There are ways you can help birds during winter so that birds will have easier access to all their necessities. Providing shelter and food is not hard, but it will have a significant impact on birds, and it will help them tremendously on hard winter days.

Check out some simple things you can do to help birds out until it’s warm outside again.

birdhouse on a tree
Image Credit: Svetlbel, Pixabay

Provide shelter

Since birds need a shelter where they can wait until there’s no more snow, you can put up birdhouses or box nests to accommodate different bird breeds. It’s best to learn more about birds nearby to provide adequate shelter. Many bird species like to snuggle when it’s cold outside, so the shelter should be big enough to accommodate multiple birds but not allow access for predators.

Provide water and food

Water and food can be hard to find during winter, so why not provide them in your backyard? A heated birdbath would be the perfect addition of warm water for birds, although you should prevent them from bathing inside. When it comes to food, it’s best to provide high-energy foods because birds need a lot of calories to stay warm. Peanut butter, mealworms, suet, and black oil sunflower seeds are some of the best food options to give birds during winter.

big tit bird sits in a feeder made from a plastic bottle in the winter forest
Image Credit: Starover Sibiriak, Shutterstock
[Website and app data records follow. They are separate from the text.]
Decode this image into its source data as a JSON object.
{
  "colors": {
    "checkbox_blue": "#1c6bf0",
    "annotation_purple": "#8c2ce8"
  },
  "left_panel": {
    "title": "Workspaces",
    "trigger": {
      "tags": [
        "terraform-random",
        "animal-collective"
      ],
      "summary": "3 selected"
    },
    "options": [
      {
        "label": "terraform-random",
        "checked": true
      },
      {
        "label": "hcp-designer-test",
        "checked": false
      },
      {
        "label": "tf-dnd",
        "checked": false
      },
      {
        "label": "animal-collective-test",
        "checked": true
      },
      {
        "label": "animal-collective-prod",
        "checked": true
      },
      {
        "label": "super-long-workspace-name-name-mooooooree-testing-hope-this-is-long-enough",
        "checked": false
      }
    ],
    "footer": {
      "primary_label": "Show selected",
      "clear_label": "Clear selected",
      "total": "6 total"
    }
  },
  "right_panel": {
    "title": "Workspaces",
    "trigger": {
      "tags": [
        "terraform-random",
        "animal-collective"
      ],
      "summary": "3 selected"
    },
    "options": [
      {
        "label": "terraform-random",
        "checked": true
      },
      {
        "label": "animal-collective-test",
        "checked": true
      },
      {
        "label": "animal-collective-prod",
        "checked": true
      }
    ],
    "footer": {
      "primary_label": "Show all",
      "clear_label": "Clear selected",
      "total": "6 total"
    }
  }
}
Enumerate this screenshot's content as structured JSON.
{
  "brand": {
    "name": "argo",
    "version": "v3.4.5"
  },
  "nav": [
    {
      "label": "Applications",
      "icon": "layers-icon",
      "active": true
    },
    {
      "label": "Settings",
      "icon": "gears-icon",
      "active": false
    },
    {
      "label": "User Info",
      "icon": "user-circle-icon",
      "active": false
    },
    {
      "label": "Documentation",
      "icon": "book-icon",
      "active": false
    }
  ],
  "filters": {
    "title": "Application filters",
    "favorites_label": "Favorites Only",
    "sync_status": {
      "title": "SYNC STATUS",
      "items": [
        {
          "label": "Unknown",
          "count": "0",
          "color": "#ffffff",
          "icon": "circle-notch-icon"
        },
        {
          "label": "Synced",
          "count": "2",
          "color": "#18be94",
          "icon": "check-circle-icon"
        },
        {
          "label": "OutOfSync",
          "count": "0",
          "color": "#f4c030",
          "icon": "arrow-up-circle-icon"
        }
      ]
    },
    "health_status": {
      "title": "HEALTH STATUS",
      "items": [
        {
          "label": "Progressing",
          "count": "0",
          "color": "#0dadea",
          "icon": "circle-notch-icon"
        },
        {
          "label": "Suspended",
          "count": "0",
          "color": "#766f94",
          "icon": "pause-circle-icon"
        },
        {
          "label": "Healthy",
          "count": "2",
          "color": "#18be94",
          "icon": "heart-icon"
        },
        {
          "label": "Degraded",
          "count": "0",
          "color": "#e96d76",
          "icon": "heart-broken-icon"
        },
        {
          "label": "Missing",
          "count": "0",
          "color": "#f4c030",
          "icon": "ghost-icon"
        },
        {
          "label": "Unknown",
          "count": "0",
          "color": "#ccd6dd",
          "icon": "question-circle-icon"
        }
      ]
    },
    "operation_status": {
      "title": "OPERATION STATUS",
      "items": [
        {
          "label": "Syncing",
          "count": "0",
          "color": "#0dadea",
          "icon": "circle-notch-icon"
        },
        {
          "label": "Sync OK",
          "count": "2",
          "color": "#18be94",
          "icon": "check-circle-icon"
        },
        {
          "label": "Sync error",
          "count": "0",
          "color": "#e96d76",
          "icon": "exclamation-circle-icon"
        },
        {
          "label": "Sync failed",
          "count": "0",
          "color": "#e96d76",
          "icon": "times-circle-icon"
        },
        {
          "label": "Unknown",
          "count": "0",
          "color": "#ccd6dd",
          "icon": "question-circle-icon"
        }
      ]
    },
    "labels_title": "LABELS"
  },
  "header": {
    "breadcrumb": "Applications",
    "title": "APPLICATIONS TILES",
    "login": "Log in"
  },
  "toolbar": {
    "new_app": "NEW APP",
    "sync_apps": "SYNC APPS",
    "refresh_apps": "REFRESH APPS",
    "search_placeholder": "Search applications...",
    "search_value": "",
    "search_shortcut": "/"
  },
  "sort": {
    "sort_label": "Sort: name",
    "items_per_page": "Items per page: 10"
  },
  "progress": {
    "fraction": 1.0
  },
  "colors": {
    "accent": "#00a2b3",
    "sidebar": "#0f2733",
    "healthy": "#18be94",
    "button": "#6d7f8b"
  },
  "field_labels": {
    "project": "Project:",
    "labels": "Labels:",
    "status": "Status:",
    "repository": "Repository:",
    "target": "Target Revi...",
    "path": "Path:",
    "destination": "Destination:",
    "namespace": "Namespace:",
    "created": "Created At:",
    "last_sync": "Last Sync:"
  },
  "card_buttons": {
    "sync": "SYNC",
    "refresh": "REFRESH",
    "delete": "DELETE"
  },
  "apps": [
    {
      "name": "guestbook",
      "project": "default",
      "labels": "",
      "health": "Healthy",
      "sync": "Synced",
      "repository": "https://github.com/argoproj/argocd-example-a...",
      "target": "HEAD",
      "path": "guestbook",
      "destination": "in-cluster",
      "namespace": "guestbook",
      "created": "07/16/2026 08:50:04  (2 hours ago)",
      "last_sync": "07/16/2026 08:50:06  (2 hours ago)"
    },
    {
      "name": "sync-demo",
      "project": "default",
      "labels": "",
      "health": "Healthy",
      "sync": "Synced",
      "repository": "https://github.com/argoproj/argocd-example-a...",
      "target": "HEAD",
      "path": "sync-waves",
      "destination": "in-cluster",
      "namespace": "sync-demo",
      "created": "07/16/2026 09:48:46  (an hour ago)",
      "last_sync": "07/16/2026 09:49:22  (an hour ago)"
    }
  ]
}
Set up feeders

Feeders are a great way to ensure birds have enough food to cope with bad weather. It’s best to set them up early so that the birds will know the location even before winter. Also, if possible, refill them every night to ensure enough food for all birds that might come to your backyard. Since not all birds use regular feeders, you can also set up ground feeders.


Planting many plants such as evergreen trees and bushes will be a great way to help birds survive winter. Dense hedges or hollies would be the perfect addition to your garden because they will look beautiful and provide cover to birds at the same time. You can also plant edible berries which can be a great food source when winter becomes rough and food is hard to find.



So, as you can see, birds have great methods for staying warm during winter. They can survive a snowstorm easily if they have proper shelter and enough food. There are great shelter options in nature. Still, you can also help them survive snowstorms and cold weather by creating a peaceful, bird-friendly environment in your backyard where they can hide until the weather becomes warmer.

Featured Image Credit: Oldiefan, Pixabay